- DIRECTIONS -
Give the whole listing again, exactly as written.

- SUPPLIED ENTRIES -
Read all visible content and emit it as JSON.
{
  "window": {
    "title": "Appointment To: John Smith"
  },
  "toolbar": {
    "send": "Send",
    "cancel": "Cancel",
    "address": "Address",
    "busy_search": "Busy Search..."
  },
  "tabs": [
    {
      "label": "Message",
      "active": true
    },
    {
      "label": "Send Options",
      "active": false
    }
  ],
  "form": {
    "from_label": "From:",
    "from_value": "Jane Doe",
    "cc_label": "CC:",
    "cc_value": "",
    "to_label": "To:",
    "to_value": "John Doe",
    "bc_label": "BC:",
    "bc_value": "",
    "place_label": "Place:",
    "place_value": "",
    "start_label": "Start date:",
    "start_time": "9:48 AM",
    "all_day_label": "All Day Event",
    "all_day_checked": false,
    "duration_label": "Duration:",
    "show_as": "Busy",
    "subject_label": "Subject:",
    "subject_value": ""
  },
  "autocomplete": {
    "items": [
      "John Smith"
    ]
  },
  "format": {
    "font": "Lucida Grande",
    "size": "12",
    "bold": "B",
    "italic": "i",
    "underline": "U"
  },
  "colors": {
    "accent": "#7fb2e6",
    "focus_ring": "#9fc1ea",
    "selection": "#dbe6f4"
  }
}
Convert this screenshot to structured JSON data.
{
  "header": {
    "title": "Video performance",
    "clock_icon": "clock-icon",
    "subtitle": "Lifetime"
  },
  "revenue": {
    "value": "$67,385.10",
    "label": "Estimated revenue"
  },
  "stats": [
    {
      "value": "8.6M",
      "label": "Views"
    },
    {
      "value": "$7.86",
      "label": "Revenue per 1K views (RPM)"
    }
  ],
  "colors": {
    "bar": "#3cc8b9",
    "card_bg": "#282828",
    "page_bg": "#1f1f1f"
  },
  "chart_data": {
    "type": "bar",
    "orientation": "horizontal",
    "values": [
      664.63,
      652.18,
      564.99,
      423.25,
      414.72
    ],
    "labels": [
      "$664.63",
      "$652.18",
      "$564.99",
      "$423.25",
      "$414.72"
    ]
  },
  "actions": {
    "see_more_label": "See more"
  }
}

- RESPONSE -
Read all visible content and emit it as JSON.
{
  "window": {
    "title": "Appointment To: John Smith"
  },
  "toolbar": {
    "send": "Send",
    "cancel": "Cancel",
    "address": "Address",
    "busy_search": "Busy Search..."
  },
  "tabs": [
    {
      "label": "Message",
      "active": true
    },
    {
      "label": "Send Options",
      "active": false
    }
  ],
  "form": {
    "from_label": "From:",
    "from_value": "Jane Doe",
    "cc_label": "CC:",
    "cc_value": "",
    "to_label": "To:",
    "to_value": "John Doe",
    "bc_label": "BC:",
    "bc_value": "",
    "place_label": "Place:",
    "place_value": "",
    "start_label": "Start date:",
    "start_time": "9:48 AM",
    "all_day_label": "All Day Event",
    "all_day_checked": false,
    "duration_label": "Duration:",
    "show_as": "Busy",
    "subject_label": "Subject:",
    "subject_value": ""
  },
  "autocomplete": {
    "items": [
      "John Smith"
    ]
  },
  "format": {
    "font": "Lucida Grande",
    "size": "12",
    "bold": "B",
    "italic": "i",
    "underline": "U"
  },
  "colors": {
    "accent": "#7fb2e6",
    "focus_ring": "#9fc1ea",
    "selection": "#dbe6f4"
  }
}
Convert this screenshot to structured JSON data.
{
  "header": {
    "title": "Video performance",
    "clock_icon": "clock-icon",
    "subtitle": "Lifetime"
  },
  "revenue": {
    "value": "$67,385.10",
    "label": "Estimated revenue"
  },
  "stats": [
    {
      "value": "8.6M",
      "label": "Views"
    },
    {
      "value": "$7.86",
      "label": "Revenue per 1K views (RPM)"
    }
  ],
  "colors": {
    "bar": "#3cc8b9",
    "card_bg": "#282828",
    "page_bg": "#1f1f1f"
  },
  "chart_data": {
    "type": "bar",
    "orientation": "horizontal",
    "values": [
      664.63,
      652.18,
      564.99,
      423.25,
      414.72
    ],
    "labels": [
      "$664.63",
      "$652.18",
      "$564.99",
      "$423.25",
      "$414.72"
    ]
  },
  "actions": {
    "see_more_label": "See more"
  }
}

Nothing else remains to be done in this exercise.